By Vanly Keomuda
Culture is the social behaviour and norms that express the identity of a society or a nation. It includes architecture, language, arts, music, dance, costume, custom, and others. Mostly, when people think of Cambodia’s culture, the first thing that they think of is the ancient Hindu temples, especially the Angkor Wat temple which is the symbol of Cambodia. However, there is a lot more to Cambodia’s culture than its ancient architecture. In this blog post, I would like to introduce a Cambodian traditional dance that people tend to overlook when they think about Cambodia: the Apsara Dance.
If you have visited the Angkor Wat or the Bayon temple, you would have noticed the beautifully crafted bas-reliefs on the temples’ walls. Among the reliefs, there are plenty of female figures that appear to be dancing, these figures are called ‘Apsara’. According to Cambodian mythology, Apsaras were beautiful celestial maidens that were born as a result of the Churning of the Ocean of Milk (an episode in Cambodia-Hindu mythology). It was believed that the Apsaras descended from heaven in order to entertain the gods or the kings with their beautiful dance, and thus originated the Apsara Dance.
The facts around the emergence of the Apsara dance in Cambodia are still ambiguous. Some say it already existed in the 6th and 7th centuries, while others claim that it began in the 8th century. Even so, the dance reached the peak of its popularity in the 12th century during the reign of King Jayavarman VII, when it was estimated that there were around 3,000 Apsara dancers in his court. In the ancient times, the Apsara dance was performed only at the Royal Court.
The Apsara dance, however, is not exclusively seen in Cambodia; that is, this tradition extends to other nations as well, specifically the countries that were influenced by Hinduism, like Thailand, Indonesia and other East-Asian countries. Even so, I think what makes the Cambodian Aspara dance stand out from the others is the individuality that the Khmer put in the dance in order to express or reflect their culture and identity, starting from the clothes to the accessories to the dancing style. Just by watching the dance, you will get the brief understanding of Cambodia’s personalities and characteristic.
The Apsara dance in Cambodia is known for its beautifully designed costumes, headpieces/headdresses, and accessories, all of which are based on the carvings on the walls of Angkor Wat. The dance is performed by five or seven females who are dressed in silk draping known as ‘Sampot Sarabap’ and accessorised with shimmering golden headdresses, bracelets, and anklets. The role of the Apsara dancers can be distinguished by the tips or the points of the headpiece. The headdress of the ‘prima ballerina’ or the lead dancer is made with five points and two rows of spherical decorations in the image of the bas-reliefs at Angkor Wat, while the crowns of the ‘corps de ballet’ or the subordinate dancers have only three tips and one row of spherical decorations. Besides the stunning silk clothes and the crowns, the Apsara dancers are also accessorised with four types of wrist jewellery and two types of golden anklets. It is said that the embellishment of the Apsara dancers are reflective of the wealth and prosperity of the Khmer Empire.

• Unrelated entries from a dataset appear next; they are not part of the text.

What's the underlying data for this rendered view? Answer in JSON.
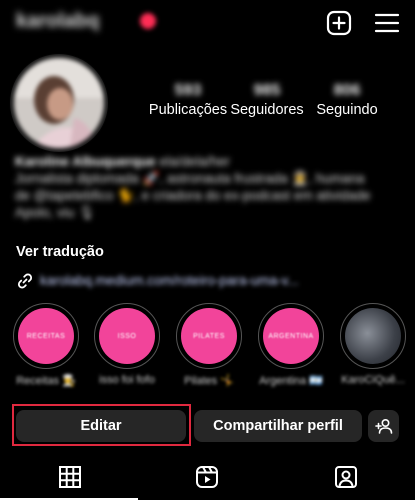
{
  "header": {
    "username": "karolabq",
    "plus_icon": "plus-square-icon",
    "menu_icon": "hamburger-menu-icon"
  },
  "profile": {
    "stats": [
      {
        "value": "593",
        "label": "Publicações"
      },
      {
        "value": "985",
        "label": "Seguidores"
      },
      {
        "value": "806",
        "label": "Seguindo"
      }
    ],
    "name": "Karoline Albuquerque",
    "handle_suffix": "ela/dela/her",
    "bio_line1": "Jornalista diplomada 🚀, astronauta frustrada 👩‍🚀, humana",
    "bio_line2": "de @tapetebfico 🐈, e criadora do ex-podcast em atividade",
    "bio_line3": "Apolo, viu 🎙",
    "translate_label": "Ver tradução",
    "link_text": "karolabq.medium.com/roteiro-para-uma-v..."
  },
  "highlights": [
    {
      "cover_text": "RECEITAS",
      "label": "Receitas 👨‍🍳"
    },
    {
      "cover_text": "ISSO",
      "label": "isso foi fofo"
    },
    {
      "cover_text": "PILATES",
      "label": "Pilates 🤸"
    },
    {
      "cover_text": "ARGENTINA",
      "label": "Argentina 🇦🇷"
    },
    {
      "cover_text": "",
      "label": "KaroCiQuê..."
    }
  ],
  "actions": {
    "edit_label": "Editar",
    "share_label": "Compartilhar perfil",
    "add_person_icon": "add-person-icon"
  },
  "tabs": [
    {
      "icon": "grid-icon"
    },
    {
      "icon": "reels-icon"
    },
    {
      "icon": "tagged-icon"
    }
  ],
  "colors": {
    "background": "#000000",
    "button": "#262626",
    "highlight_pink": "#f2449a",
    "annotation_red": "#e0293f",
    "live_dot": "#ff2d55"
  }
}
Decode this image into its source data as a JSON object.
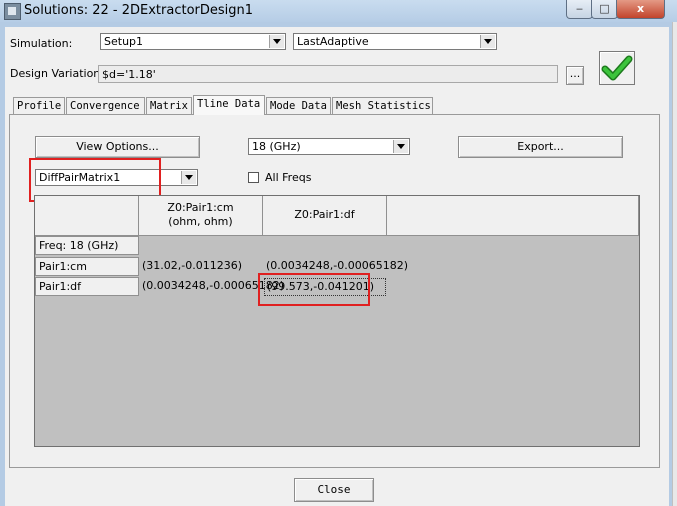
{
  "window": {
    "title": "Solutions: 22 - 2DExtractorDesign1",
    "min_label": "‒",
    "max_label": "□",
    "close_label": "x"
  },
  "simulation": {
    "label": "Simulation:",
    "setup_value": "Setup1",
    "pass_value": "LastAdaptive"
  },
  "design_variation": {
    "label": "Design Variation:",
    "value": "$d='1.18'",
    "browse_label": "..."
  },
  "tabs": [
    {
      "label": "Profile"
    },
    {
      "label": "Convergence"
    },
    {
      "label": "Matrix"
    },
    {
      "label": "Tline Data"
    },
    {
      "label": "Mode Data"
    },
    {
      "label": "Mesh Statistics"
    }
  ],
  "panel": {
    "view_options_label": "View Options...",
    "frequency_value": "18 (GHz)",
    "export_label": "Export...",
    "matrix_value": "DiffPairMatrix1",
    "all_freqs_label": "All Freqs",
    "all_freqs_checked": false
  },
  "grid": {
    "columns": [
      "Z0:Pair1:cm\n(ohm, ohm)",
      "Z0:Pair1:df",
      ""
    ],
    "freq_row_label": "Freq: 18 (GHz)",
    "rows": [
      {
        "label": "Pair1:cm",
        "cells": [
          "(31.02,-0.011236)",
          "(0.0034248,-0.00065182)"
        ]
      },
      {
        "label": "Pair1:df",
        "cells": [
          "(0.0034248,-0.00065182)",
          "(99.573,-0.041201)"
        ]
      }
    ]
  },
  "footer": {
    "close_label": "Close"
  },
  "colors": {
    "highlight": "#e02020",
    "ok_check": "#2fae2f",
    "grid_background": "#c0c0c0"
  }
}
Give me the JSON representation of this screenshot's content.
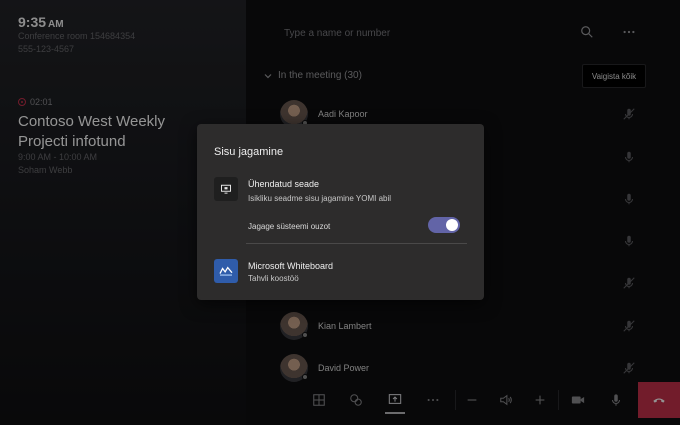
{
  "left": {
    "clock": "9:35",
    "ampm": "AM",
    "room": "Conference room 154684354",
    "phone": "555-123-4567",
    "timer": "02:01",
    "title_line1": "Contoso West Weekly",
    "title_line2": "Projecti infotund",
    "time_range": "9:00 AM - 10:00 AM",
    "organizer": "Soham Webb"
  },
  "right": {
    "search_placeholder": "Type a name or number",
    "section_label": "In the meeting (30)",
    "mute_all_label": "Vaigista kõik",
    "participants": [
      {
        "name": "Aadi Kapoor"
      },
      {
        "name": "Kian Lambert"
      },
      {
        "name": "David Power"
      }
    ]
  },
  "dialog": {
    "title": "Sisu jagamine",
    "device_title": "Ühendatud seade",
    "device_subtitle": "Isikliku seadme sisu jagamine YOMI abil",
    "system_audio_label": "Jagage süsteemi ouzot",
    "system_audio_on": true,
    "whiteboard_title": "Microsoft Whiteboard",
    "whiteboard_subtitle": "Tahvli koostöö"
  },
  "toolbar": {
    "icons": [
      "layout-icon",
      "chat-bubble-icon",
      "share-screen-icon",
      "more-options-icon",
      "volume-down-icon",
      "speaker-icon",
      "volume-up-icon",
      "camera-icon",
      "microphone-icon",
      "hang-up-icon"
    ]
  },
  "colors": {
    "accent": "#6264a7",
    "hangup": "#c4314b",
    "dialog_bg": "#2d2c2c",
    "whiteboard_tile": "#2f5caa"
  }
}
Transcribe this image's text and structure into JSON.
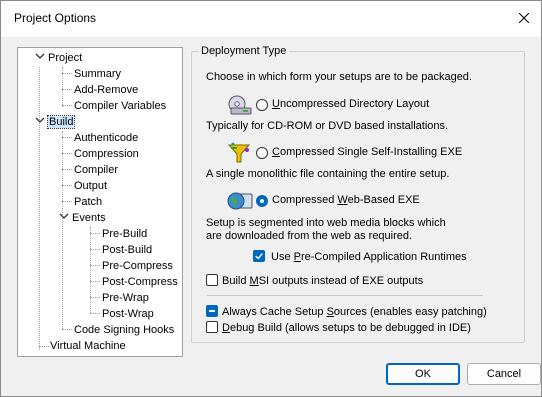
{
  "window": {
    "title": "Project Options"
  },
  "tree": {
    "items": [
      {
        "label": "Project"
      },
      {
        "label": "Summary"
      },
      {
        "label": "Add-Remove"
      },
      {
        "label": "Compiler Variables"
      },
      {
        "label": "Build"
      },
      {
        "label": "Authenticode"
      },
      {
        "label": "Compression"
      },
      {
        "label": "Compiler"
      },
      {
        "label": "Output"
      },
      {
        "label": "Patch"
      },
      {
        "label": "Events"
      },
      {
        "label": "Pre-Build"
      },
      {
        "label": "Post-Build"
      },
      {
        "label": "Pre-Compress"
      },
      {
        "label": "Post-Compress"
      },
      {
        "label": "Pre-Wrap"
      },
      {
        "label": "Post-Wrap"
      },
      {
        "label": "Code Signing Hooks"
      },
      {
        "label": "Virtual Machine"
      }
    ],
    "selected": "Build"
  },
  "deployment": {
    "group_title": "Deployment Type",
    "intro": "Choose in which form your setups are to be packaged.",
    "options": [
      {
        "access_key": "U",
        "label_rest": "ncompressed Directory Layout",
        "description": "Typically for CD-ROM or DVD based installations.",
        "checked": false
      },
      {
        "label_pre": "",
        "access_key": "C",
        "label_rest": "ompressed Single Self-Installing EXE",
        "description": "A single monolithic file containing the entire setup.",
        "checked": false
      },
      {
        "label_pre": "Compressed ",
        "access_key": "W",
        "label_rest": "eb-Based EXE",
        "description_line1": "Setup is segmented into web media blocks which",
        "description_line2": "are downloaded from the web as required.",
        "checked": true
      }
    ],
    "precompiled": {
      "label_pre": "Use ",
      "access_key": "P",
      "label_rest": "re-Compiled Application Runtimes",
      "checked": true
    },
    "msi": {
      "label_pre": "Build ",
      "access_key": "M",
      "label_rest": "SI outputs instead of EXE outputs",
      "checked": false
    }
  },
  "cache": {
    "label_pre": "Always Cache Setup ",
    "access_key": "S",
    "label_rest": "ources (enables easy patching)",
    "state": "indeterminate"
  },
  "debug": {
    "access_key": "D",
    "label_rest": "ebug Build (allows setups to be debugged in IDE)",
    "checked": false
  },
  "buttons": {
    "ok": "OK",
    "cancel": "Cancel"
  },
  "colors": {
    "accent": "#0067c0",
    "selection": "#cce8ff"
  }
}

Cambodian Apsara dance also has a uniquely stunning dancing style. The movement of the dancers is elegant and modest, yet also agile at the same time. Every single movement of the fingers denote a particular meaning that describe the process of a blossoming flower. Because the dance is quite complex, the Apsara dancers are trained since a very young age in order to flexible enough to perform these intricate movements.
Personally, I believe that the Apsara Dance is a good representation of Cambodia’s unique character, not only because of its captivating dancing, but also because of its fascinating background. The dance has survived for centuries through plenty of Cambodia’s history and even managed a renaissance after the Khmer Rouge era, a period when arts and cultures were completely decimated. The long existence of this dance form demonstrates the love that Cambodians have for it. It is incredible that Cambodians have been able to keep the dance alive for many centuries, throughout many changes in history. Even today, the Apsara dance remains the pride and joy of Cambodia and it is normally performed in many formal receptions and programmes nationally and internationally.

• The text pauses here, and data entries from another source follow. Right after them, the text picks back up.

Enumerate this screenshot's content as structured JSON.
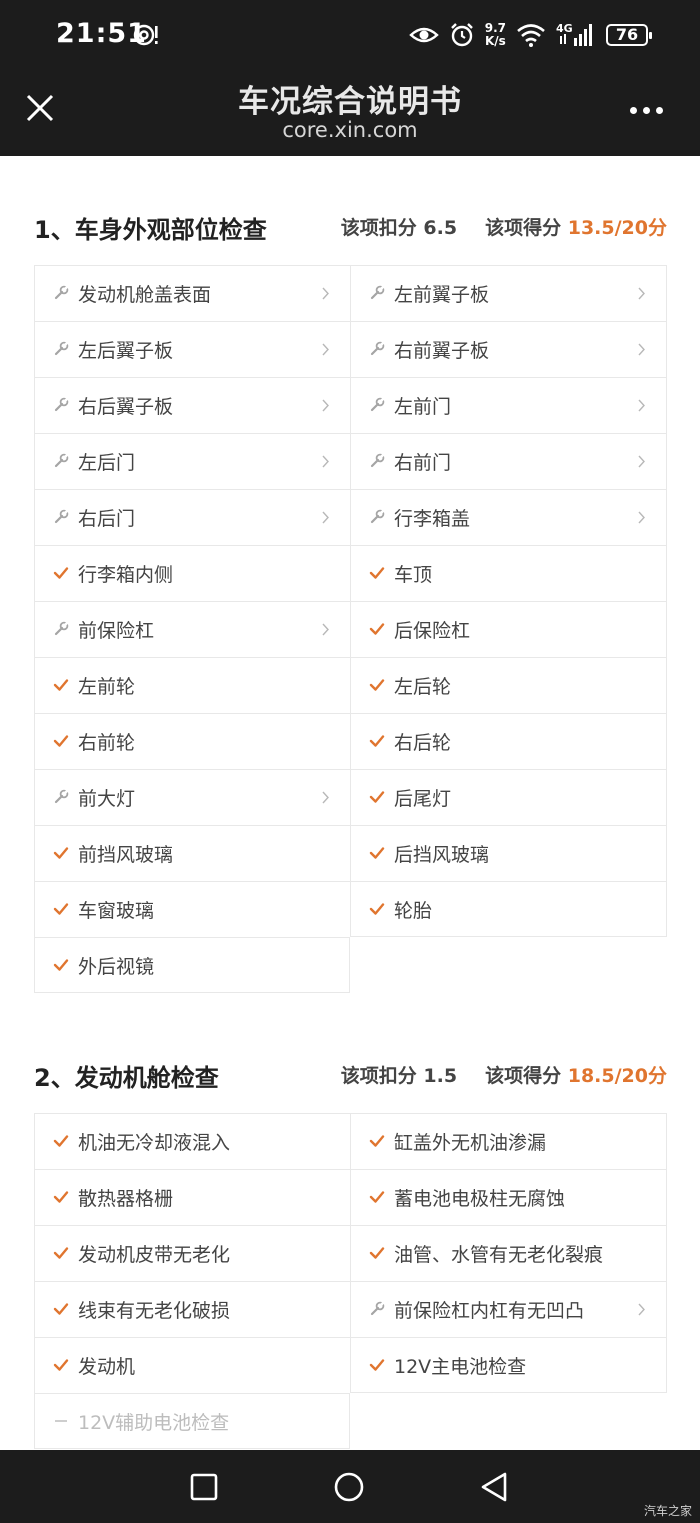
{
  "status_bar": {
    "time": "21:51",
    "net_speed_value": "9.7",
    "net_speed_unit": "K/s",
    "network": "4G",
    "battery": "76",
    "icons": [
      "alert-icon",
      "eye-icon",
      "alarm-icon",
      "wifi-icon",
      "signal-icon",
      "battery-icon"
    ]
  },
  "header": {
    "title": "车况综合说明书",
    "subtitle": "core.xin.com"
  },
  "sections": [
    {
      "title": "1、车身外观部位检查",
      "deduct_label": "该项扣分",
      "deduct_value": "6.5",
      "score_label": "该项得分",
      "score_value": "13.5/20分",
      "items": [
        {
          "label": "发动机舱盖表面",
          "status": "repair"
        },
        {
          "label": "左前翼子板",
          "status": "repair"
        },
        {
          "label": "左后翼子板",
          "status": "repair"
        },
        {
          "label": "右前翼子板",
          "status": "repair"
        },
        {
          "label": "右后翼子板",
          "status": "repair"
        },
        {
          "label": "左前门",
          "status": "repair"
        },
        {
          "label": "左后门",
          "status": "repair"
        },
        {
          "label": "右前门",
          "status": "repair"
        },
        {
          "label": "右后门",
          "status": "repair"
        },
        {
          "label": "行李箱盖",
          "status": "repair"
        },
        {
          "label": "行李箱内侧",
          "status": "ok"
        },
        {
          "label": "车顶",
          "status": "ok"
        },
        {
          "label": "前保险杠",
          "status": "repair"
        },
        {
          "label": "后保险杠",
          "status": "ok"
        },
        {
          "label": "左前轮",
          "status": "ok"
        },
        {
          "label": "左后轮",
          "status": "ok"
        },
        {
          "label": "右前轮",
          "status": "ok"
        },
        {
          "label": "右后轮",
          "status": "ok"
        },
        {
          "label": "前大灯",
          "status": "repair"
        },
        {
          "label": "后尾灯",
          "status": "ok"
        },
        {
          "label": "前挡风玻璃",
          "status": "ok"
        },
        {
          "label": "后挡风玻璃",
          "status": "ok"
        },
        {
          "label": "车窗玻璃",
          "status": "ok"
        },
        {
          "label": "轮胎",
          "status": "ok"
        },
        {
          "label": "外后视镜",
          "status": "ok"
        }
      ]
    },
    {
      "title": "2、发动机舱检查",
      "deduct_label": "该项扣分",
      "deduct_value": "1.5",
      "score_label": "该项得分",
      "score_value": "18.5/20分",
      "items": [
        {
          "label": "机油无冷却液混入",
          "status": "ok"
        },
        {
          "label": "缸盖外无机油渗漏",
          "status": "ok"
        },
        {
          "label": "散热器格栅",
          "status": "ok"
        },
        {
          "label": "蓄电池电极柱无腐蚀",
          "status": "ok"
        },
        {
          "label": "发动机皮带无老化",
          "status": "ok"
        },
        {
          "label": "油管、水管有无老化裂痕",
          "status": "ok"
        },
        {
          "label": "线束有无老化破损",
          "status": "ok"
        },
        {
          "label": "前保险杠内杠有无凹凸",
          "status": "repair"
        },
        {
          "label": "发动机",
          "status": "ok"
        },
        {
          "label": "12V主电池检查",
          "status": "ok"
        },
        {
          "label": "12V辅助电池检查",
          "status": "na"
        }
      ]
    }
  ],
  "colors": {
    "accent": "#e0752f",
    "repair_icon": "#a5a5a5",
    "bar_bg": "#1c1c1c"
  },
  "nav": {
    "buttons": [
      "recent-apps-icon",
      "home-icon",
      "back-icon"
    ]
  },
  "watermark": "汽车之家"
}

Views expressed here are those of the author’s and do not necessarily represent or reflect the views of UNICEF.